In the late 60’s Ron Campbell, working with his friend and colleague Duane Crowther (RIP), animated many scenes in the Beatles Yellow Submarine feature film, including the Sea of Time sequence, and much of the action between the Chief Blue Meanie and his boot-licking sidekick, Max.  He animated many scenes involving the multi-named Jeremy Hillary Boob PHD aka the Nowhere Man. In Yellow Submarine Producer Al Brodax’s 2004 memoir Up Periscope Yellow, chronicling the making of Yellow Submarine, Brodax accredits Campbell for essentially helping pull together various elements of the movie.

In the early 1980s, he storyboarded Hanna-Barbera’s hit series, The Smurfs, including the Emmy-award winning “Smurfolympics” special.  Also, during the 70’s and 80’s, Campbell was the line producer and story editor for the hit European children’s show ‘The Smoggies’ and produced, directed, animated, or storyboarded numerous other hit shows of the era, including the Flintstones, Jetsons, Captain Caveman, and Scooby Doo.  Ron was part of the original team the created the Scooby Doo series.

The 1990’s took Ron Campbell to Disney TV Animation where he contracted animation direction and storyboarded on Bonkers, Goof Troop, Darkwing Duck, and Winnie the Pooh.  His studio produced publicity films for Disney.  He also spent much of the decade storyboarding for the Rugrats, Rocket Power, and the bizarre adult cartoon, Duckman.  During that time, he was nominated for an Emmy for a storyboard for Aaahh!
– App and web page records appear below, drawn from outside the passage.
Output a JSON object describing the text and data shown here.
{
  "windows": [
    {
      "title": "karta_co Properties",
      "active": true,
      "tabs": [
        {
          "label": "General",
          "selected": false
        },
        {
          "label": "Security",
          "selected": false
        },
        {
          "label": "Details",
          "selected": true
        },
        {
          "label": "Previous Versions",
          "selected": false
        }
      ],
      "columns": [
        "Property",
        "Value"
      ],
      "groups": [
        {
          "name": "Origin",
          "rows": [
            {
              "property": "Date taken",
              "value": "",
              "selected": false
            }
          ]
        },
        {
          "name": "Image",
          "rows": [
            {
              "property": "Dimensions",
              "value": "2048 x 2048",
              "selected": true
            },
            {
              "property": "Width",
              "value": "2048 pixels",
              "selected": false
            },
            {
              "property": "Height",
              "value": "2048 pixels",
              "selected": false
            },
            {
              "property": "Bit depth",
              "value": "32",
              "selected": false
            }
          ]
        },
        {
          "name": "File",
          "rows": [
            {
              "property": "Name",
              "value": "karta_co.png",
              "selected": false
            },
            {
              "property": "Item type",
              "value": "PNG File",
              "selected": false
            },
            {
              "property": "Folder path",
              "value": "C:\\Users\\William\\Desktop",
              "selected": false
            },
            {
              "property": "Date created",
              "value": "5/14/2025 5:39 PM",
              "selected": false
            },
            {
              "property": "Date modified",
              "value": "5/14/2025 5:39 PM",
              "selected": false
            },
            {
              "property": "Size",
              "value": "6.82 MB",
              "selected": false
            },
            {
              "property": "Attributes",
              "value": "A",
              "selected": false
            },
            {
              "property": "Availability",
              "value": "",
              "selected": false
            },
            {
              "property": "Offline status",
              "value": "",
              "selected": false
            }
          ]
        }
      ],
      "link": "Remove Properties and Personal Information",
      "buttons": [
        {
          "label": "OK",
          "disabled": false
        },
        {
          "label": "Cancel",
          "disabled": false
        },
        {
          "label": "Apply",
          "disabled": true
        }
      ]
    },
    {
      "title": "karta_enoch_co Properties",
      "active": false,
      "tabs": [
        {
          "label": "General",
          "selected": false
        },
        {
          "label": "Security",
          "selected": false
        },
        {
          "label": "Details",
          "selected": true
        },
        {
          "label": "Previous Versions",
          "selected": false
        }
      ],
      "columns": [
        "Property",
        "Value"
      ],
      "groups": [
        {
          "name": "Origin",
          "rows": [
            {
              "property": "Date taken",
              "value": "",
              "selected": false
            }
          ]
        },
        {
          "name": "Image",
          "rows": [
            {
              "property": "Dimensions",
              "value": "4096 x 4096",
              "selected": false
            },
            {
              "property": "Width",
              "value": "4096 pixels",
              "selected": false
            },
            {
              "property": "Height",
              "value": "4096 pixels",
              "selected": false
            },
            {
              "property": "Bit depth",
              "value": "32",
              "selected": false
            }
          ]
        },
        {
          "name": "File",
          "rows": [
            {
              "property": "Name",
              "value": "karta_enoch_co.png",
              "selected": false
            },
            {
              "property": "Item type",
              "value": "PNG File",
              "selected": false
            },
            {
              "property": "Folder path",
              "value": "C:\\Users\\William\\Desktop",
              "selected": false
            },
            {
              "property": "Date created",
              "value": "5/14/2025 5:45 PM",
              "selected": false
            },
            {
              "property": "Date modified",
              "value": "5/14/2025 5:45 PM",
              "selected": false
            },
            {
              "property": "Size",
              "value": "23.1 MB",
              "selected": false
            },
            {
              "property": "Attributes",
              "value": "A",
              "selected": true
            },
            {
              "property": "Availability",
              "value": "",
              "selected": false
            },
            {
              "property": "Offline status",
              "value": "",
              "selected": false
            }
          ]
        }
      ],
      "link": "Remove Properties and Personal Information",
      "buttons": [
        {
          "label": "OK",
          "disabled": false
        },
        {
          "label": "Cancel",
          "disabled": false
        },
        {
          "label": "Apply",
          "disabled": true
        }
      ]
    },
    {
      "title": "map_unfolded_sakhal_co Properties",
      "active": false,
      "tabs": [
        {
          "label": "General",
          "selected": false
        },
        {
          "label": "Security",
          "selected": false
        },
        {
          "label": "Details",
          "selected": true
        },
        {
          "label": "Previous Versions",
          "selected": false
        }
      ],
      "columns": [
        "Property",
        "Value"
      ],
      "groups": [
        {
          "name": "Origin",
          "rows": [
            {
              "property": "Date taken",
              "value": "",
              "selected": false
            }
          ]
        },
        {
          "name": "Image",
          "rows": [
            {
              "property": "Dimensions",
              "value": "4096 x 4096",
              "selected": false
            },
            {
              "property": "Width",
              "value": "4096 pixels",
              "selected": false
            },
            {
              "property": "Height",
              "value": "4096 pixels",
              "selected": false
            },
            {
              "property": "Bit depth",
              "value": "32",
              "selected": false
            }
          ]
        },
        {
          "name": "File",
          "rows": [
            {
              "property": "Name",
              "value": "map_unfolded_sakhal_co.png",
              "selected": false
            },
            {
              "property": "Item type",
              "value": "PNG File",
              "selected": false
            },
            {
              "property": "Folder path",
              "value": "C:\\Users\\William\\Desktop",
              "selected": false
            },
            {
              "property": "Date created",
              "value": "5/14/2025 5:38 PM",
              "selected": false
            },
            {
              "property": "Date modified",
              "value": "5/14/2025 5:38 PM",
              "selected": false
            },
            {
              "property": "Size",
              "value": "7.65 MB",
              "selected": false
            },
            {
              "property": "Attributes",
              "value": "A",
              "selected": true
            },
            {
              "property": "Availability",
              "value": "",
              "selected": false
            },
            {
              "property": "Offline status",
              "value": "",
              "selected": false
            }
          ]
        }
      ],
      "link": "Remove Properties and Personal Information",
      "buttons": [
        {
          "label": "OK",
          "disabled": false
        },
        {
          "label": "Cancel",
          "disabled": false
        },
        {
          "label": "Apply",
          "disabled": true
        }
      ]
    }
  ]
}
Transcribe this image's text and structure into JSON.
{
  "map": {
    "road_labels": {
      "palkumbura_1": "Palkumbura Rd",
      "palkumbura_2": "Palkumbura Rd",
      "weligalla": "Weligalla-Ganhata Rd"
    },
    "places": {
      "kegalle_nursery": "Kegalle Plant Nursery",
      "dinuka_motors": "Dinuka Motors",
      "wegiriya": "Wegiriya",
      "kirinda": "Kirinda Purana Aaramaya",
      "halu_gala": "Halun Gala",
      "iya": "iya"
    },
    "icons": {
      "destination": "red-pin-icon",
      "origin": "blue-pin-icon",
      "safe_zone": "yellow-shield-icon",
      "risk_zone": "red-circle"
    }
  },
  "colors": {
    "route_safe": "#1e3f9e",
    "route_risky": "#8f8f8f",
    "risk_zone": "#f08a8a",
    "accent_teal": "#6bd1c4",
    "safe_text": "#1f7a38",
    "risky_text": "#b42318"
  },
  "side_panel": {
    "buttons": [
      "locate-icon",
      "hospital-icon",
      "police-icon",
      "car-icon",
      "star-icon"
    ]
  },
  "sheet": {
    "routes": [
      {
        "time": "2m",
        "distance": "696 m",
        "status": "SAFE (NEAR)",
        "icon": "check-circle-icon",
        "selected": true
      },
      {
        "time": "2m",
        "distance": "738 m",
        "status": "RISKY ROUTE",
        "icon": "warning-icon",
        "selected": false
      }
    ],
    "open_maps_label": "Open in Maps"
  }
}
Real Monsters, and another for the Rugrats.

Since retiring after a 50 year career, he has been painting subjects always based on the animated cartoons he has helped bring to the screen.  With particular emphasis on The Beatles, he shows his Cartoon Pop Art in galleries internationally and across the USA.